== App and web page records ==
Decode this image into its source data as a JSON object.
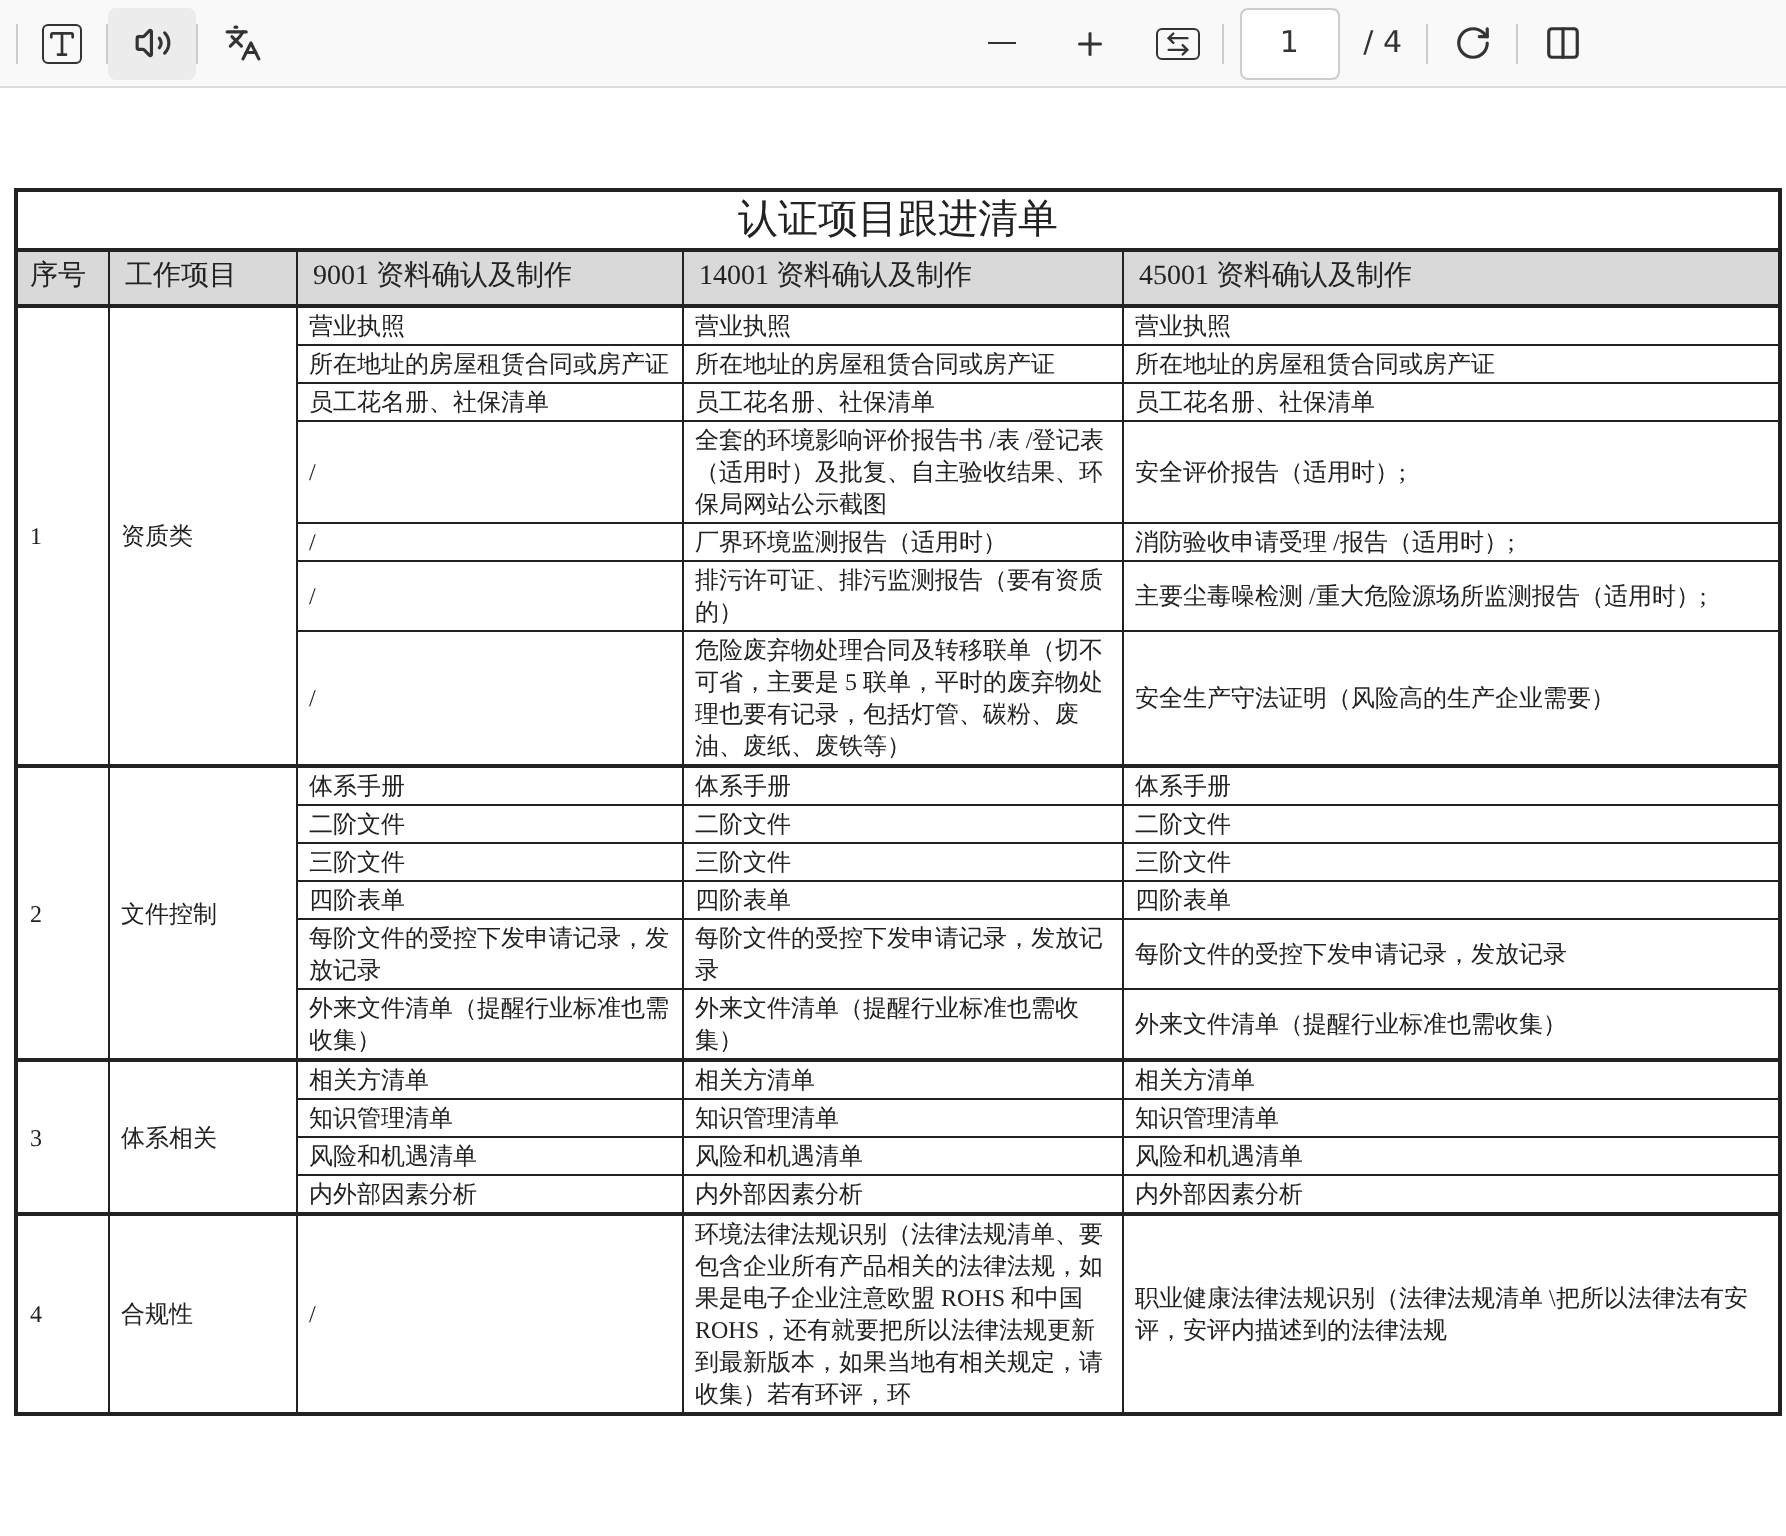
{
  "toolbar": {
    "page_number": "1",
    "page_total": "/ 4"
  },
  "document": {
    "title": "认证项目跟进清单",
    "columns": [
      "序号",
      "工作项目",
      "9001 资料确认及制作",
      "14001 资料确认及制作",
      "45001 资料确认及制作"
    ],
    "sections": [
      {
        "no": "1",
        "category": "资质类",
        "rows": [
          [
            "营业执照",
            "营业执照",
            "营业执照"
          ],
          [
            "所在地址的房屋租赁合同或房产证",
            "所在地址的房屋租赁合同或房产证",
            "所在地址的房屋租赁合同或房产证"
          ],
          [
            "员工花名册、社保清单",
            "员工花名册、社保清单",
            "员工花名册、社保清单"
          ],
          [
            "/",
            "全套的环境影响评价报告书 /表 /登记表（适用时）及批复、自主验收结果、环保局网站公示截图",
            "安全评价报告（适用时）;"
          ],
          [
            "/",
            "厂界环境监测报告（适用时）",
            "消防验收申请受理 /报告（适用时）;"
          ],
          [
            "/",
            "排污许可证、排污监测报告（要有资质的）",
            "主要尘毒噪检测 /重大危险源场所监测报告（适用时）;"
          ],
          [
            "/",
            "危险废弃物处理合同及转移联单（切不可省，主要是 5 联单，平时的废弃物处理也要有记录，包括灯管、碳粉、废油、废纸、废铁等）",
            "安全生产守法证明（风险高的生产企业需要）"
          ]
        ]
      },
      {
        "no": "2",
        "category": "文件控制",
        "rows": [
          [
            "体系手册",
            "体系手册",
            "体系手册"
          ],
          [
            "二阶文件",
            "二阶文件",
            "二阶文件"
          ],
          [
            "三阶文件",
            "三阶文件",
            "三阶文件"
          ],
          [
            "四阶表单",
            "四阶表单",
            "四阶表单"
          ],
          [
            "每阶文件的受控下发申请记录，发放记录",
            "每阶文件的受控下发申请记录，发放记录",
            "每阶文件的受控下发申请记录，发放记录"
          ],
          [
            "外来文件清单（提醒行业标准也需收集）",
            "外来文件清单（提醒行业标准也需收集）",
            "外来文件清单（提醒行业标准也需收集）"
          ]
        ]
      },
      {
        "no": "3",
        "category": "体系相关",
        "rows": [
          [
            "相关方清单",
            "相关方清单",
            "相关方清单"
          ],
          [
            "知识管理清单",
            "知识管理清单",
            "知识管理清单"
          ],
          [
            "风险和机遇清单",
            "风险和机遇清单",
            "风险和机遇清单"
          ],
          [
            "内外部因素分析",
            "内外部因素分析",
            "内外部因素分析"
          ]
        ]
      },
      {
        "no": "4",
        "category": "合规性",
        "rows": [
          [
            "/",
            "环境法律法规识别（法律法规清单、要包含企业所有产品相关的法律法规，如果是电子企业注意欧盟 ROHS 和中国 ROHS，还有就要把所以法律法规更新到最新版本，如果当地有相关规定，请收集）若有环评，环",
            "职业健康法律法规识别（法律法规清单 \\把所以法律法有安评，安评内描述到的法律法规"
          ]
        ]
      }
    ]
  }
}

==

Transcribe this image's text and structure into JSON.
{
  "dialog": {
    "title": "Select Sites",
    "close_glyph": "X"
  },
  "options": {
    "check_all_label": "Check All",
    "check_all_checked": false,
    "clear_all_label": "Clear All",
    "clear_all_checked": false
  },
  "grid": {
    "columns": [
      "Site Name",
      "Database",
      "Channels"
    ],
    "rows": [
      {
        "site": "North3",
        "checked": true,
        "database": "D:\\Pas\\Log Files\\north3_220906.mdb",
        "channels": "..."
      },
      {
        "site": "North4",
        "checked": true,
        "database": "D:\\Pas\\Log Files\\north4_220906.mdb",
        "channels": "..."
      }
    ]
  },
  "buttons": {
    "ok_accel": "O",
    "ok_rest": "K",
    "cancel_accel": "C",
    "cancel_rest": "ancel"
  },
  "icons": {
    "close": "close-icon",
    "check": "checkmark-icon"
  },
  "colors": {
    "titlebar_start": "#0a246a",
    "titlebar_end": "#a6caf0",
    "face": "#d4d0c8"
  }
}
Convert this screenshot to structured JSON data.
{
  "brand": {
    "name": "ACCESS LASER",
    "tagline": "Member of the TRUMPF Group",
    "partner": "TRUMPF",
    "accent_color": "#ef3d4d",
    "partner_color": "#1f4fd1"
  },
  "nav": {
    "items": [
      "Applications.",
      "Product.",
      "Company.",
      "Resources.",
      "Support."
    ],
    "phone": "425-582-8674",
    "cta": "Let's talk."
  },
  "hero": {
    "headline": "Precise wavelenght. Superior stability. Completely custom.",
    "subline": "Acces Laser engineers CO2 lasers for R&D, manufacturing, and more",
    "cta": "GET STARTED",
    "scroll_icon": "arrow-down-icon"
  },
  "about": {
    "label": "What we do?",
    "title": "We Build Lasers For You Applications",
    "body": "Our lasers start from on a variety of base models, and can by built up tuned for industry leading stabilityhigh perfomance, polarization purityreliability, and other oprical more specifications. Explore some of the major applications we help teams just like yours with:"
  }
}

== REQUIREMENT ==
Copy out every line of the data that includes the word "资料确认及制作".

== RESPONSE ==
      "9001 资料确认及制作",
      "14001 资料确认及制作",
      "45001 资料确认及制作"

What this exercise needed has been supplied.